Tuminimu Adedeji was mutilated when she was a child and grew up in a rough neighbourhood where women were marginalised and treated as second fiddle, and she swore to help end that.
The Balm in Gilead Foundation was her response to that. Registered in 2013, the organisation stands “against every cultural and traditional right affecting women in the society through sensitisation and advocacy,” Adedeji said.
BIGIF operates in Ekiti, Ondo, and Osun states in southwest Nigeria and Kwara State in the north-central, focusing on reducing gender-based violence. It has eight staff and over 300 volunteers scattered across the states.
They carry out advocacy and sensitisation through street walks, market visits, grassroots engagements, intervention in the local community, and social media, sometimes collaborating with government parastatals.
The nonprofit also runs a 30-minute phone-in programme on Voice 89.9 FM in Ado-Ekiti, where issues affecting women, including FGM, are discussed.
But even as BIGIF has made progress in its push against FGM, issues persist.
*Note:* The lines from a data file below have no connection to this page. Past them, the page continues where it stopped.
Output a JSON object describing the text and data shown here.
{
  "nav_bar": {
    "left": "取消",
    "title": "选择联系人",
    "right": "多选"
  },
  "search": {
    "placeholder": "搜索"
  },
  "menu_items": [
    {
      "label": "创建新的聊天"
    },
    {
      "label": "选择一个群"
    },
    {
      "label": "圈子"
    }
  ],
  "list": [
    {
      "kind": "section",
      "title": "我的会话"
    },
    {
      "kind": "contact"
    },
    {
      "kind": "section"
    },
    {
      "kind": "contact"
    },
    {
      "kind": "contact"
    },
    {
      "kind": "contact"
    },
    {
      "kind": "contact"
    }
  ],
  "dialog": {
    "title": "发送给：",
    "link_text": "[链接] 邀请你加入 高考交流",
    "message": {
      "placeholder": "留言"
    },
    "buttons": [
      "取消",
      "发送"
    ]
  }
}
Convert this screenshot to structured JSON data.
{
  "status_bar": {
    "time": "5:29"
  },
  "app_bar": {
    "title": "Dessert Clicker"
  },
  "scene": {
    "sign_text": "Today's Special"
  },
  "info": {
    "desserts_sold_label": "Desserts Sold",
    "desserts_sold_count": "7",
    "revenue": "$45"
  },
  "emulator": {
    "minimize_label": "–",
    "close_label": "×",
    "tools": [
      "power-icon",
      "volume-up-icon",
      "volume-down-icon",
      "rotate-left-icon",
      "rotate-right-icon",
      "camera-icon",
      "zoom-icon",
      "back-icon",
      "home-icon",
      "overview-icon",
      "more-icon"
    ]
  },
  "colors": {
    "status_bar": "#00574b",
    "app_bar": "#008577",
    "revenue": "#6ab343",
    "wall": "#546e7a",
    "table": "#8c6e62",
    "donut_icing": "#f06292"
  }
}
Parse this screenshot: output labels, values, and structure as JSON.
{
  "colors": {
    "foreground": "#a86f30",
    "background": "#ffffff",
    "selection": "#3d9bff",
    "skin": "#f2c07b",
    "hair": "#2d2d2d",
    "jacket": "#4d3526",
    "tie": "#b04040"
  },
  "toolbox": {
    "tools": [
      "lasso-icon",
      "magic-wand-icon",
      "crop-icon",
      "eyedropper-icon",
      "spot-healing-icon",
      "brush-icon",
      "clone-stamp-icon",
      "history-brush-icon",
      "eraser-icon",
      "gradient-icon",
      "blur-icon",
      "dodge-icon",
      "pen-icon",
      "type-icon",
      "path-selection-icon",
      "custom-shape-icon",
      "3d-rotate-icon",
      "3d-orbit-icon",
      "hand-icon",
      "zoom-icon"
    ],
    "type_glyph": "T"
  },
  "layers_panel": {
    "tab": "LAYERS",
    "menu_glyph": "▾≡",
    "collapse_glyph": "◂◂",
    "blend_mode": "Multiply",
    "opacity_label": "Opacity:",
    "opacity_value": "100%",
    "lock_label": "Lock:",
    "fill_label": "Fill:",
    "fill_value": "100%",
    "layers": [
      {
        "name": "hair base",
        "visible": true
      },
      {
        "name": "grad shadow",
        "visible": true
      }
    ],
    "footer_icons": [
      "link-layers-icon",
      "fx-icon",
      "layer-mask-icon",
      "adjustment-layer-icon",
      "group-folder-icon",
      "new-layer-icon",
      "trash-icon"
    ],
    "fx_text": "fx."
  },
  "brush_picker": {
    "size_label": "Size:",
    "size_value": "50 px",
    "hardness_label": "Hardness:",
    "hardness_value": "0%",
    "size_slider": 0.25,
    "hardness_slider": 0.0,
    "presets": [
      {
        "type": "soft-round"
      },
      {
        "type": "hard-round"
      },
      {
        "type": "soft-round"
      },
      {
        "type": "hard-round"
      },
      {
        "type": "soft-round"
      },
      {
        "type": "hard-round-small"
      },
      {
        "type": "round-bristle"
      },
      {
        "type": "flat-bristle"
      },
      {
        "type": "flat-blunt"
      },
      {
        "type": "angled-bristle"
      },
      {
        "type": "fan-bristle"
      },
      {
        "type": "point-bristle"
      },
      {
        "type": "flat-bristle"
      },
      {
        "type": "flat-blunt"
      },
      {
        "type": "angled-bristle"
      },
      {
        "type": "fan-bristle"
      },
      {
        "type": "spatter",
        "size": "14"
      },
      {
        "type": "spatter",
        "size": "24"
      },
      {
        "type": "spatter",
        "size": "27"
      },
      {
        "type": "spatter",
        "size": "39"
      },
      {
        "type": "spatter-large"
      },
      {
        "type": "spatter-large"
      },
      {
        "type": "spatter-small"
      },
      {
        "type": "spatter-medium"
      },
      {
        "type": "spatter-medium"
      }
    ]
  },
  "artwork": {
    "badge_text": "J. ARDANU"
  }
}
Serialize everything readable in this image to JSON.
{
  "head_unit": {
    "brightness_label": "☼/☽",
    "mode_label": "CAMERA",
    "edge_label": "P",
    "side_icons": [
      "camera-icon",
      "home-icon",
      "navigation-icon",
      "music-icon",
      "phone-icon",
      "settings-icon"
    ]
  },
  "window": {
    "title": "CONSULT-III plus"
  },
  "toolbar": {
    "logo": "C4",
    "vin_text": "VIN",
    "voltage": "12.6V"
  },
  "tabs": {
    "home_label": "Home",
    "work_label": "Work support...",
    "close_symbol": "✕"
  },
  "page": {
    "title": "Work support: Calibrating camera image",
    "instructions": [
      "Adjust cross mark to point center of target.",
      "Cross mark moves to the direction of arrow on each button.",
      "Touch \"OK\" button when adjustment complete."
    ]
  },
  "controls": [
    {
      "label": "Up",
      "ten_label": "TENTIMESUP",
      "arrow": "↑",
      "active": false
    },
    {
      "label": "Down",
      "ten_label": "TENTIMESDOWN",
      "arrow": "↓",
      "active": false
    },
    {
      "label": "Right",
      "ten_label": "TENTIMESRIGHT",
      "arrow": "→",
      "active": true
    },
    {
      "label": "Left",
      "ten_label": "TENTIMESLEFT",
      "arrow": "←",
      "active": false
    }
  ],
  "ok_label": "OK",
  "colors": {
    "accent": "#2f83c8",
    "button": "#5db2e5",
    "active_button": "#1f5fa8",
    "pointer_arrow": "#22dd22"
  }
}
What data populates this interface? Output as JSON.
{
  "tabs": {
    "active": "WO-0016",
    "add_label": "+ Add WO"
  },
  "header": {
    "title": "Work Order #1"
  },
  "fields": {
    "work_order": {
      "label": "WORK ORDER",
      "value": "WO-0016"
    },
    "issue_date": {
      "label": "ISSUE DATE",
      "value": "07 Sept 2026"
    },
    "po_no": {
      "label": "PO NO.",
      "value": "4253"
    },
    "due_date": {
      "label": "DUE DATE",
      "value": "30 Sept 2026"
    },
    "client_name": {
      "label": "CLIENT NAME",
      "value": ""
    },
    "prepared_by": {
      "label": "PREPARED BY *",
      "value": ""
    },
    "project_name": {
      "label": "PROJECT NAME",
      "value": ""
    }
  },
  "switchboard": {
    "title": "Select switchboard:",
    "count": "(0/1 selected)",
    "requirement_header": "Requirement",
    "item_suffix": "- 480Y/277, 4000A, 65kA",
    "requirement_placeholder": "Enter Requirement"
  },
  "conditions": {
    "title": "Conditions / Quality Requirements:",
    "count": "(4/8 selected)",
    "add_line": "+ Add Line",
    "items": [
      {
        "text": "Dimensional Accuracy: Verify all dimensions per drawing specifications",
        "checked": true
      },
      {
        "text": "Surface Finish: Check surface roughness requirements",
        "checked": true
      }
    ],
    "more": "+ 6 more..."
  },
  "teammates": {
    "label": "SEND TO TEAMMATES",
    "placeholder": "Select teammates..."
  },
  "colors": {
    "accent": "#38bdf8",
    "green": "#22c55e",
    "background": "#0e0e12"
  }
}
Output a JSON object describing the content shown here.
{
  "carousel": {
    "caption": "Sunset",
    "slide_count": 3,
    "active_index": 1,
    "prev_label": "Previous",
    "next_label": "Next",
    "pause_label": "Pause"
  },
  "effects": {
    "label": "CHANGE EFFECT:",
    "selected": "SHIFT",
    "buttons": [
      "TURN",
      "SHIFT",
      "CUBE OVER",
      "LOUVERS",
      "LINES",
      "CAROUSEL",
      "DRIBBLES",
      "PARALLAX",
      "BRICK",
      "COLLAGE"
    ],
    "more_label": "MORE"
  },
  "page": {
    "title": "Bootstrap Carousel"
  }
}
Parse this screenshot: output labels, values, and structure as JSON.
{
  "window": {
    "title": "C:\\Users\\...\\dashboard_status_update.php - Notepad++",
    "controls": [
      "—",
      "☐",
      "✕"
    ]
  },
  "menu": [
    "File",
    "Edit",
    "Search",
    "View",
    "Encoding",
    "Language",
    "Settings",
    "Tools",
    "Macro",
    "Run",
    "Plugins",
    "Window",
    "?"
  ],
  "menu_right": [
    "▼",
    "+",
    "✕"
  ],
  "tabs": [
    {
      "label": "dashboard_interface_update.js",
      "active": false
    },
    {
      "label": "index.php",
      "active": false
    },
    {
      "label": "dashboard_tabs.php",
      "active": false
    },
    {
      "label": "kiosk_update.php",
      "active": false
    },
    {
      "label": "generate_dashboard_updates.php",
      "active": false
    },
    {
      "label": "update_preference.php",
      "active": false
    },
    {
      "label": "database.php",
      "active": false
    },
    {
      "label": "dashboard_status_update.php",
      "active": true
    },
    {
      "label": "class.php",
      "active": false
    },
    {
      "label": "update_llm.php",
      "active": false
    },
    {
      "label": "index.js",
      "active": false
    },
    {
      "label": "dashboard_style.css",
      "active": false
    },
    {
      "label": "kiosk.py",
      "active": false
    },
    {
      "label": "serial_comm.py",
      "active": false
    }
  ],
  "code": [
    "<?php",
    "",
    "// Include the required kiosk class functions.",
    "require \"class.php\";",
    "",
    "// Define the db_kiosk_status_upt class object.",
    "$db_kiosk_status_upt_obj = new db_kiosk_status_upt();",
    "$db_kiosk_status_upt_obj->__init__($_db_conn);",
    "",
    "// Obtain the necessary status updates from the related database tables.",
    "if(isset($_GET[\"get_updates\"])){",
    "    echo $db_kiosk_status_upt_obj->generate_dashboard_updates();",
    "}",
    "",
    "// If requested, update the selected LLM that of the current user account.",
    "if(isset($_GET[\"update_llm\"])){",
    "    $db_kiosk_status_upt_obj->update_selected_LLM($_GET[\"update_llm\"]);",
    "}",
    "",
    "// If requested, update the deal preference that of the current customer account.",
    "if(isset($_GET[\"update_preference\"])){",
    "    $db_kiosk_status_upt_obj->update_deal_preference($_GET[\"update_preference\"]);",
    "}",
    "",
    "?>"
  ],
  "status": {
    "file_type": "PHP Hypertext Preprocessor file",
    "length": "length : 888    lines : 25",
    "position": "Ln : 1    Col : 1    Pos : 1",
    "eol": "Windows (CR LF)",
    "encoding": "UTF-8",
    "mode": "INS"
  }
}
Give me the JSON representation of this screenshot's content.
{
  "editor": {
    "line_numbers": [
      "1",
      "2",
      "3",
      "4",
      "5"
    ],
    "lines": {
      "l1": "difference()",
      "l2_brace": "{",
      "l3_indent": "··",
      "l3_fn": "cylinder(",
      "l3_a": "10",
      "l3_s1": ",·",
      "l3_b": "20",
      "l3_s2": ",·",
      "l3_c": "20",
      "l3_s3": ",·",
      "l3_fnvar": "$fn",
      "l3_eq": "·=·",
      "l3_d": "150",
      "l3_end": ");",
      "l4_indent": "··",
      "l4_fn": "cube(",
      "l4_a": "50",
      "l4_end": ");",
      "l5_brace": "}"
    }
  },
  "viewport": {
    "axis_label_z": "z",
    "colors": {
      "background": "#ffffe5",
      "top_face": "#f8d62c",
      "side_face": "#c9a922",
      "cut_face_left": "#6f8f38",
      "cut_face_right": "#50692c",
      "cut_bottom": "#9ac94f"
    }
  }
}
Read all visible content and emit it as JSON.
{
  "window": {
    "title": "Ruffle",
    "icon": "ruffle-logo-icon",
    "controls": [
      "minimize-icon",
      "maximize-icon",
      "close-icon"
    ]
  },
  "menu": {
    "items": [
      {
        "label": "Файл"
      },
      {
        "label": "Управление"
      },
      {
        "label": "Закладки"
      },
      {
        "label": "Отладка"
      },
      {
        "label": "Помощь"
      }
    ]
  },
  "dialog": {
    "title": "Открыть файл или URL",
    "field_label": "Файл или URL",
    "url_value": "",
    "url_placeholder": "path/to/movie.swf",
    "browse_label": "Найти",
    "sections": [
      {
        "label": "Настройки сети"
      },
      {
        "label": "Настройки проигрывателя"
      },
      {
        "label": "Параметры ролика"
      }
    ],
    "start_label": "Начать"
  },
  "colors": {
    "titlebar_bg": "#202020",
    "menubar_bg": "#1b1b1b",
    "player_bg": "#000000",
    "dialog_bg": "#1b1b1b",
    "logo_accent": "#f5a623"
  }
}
Ignorance and suspicion in some communities are two of them.
“People see us as political bodies that must offer money before we can engage or sensitise them,” Adedeji said, adding that some survivors are sometimes afraid and hesitant to expose some of the perpetrators of the act because of blood and family ties.
“Older relatives in the families (grandma, grand-aunts) are the ones perpetrating the act, which makes it hard for the younger informed relatives to report their family as perpetrators to avoid inter-family conflicts,” she said.
But she takes solace from the strength some advocates have shown. For example, Mrs Iyanuoluwa Ojuolape, a trader and mother of two, always has her baby strapped on her back as she juggles between customers. Still, she doesn’t fail to jump on every opportunity she has to preach against FGM.
“My community believes that practising FGM promotes women’s faithfulness to their husbands, and moving with the knowledge (gained from the network) that I have; I decided not to have my daughters circumcised,” She said.
Ojualape added that outside sensitising her friends, she has visited her hometown, Omuo-Ekiti, “to educate and create awareness about the harmful cutting in the clitoris.”
This story was produced with the support of Nigeria Health Watch through the Solutions Journalism Network, a nonprofit organisation dedicated to rigorous and compelling reporting about responses to social problems.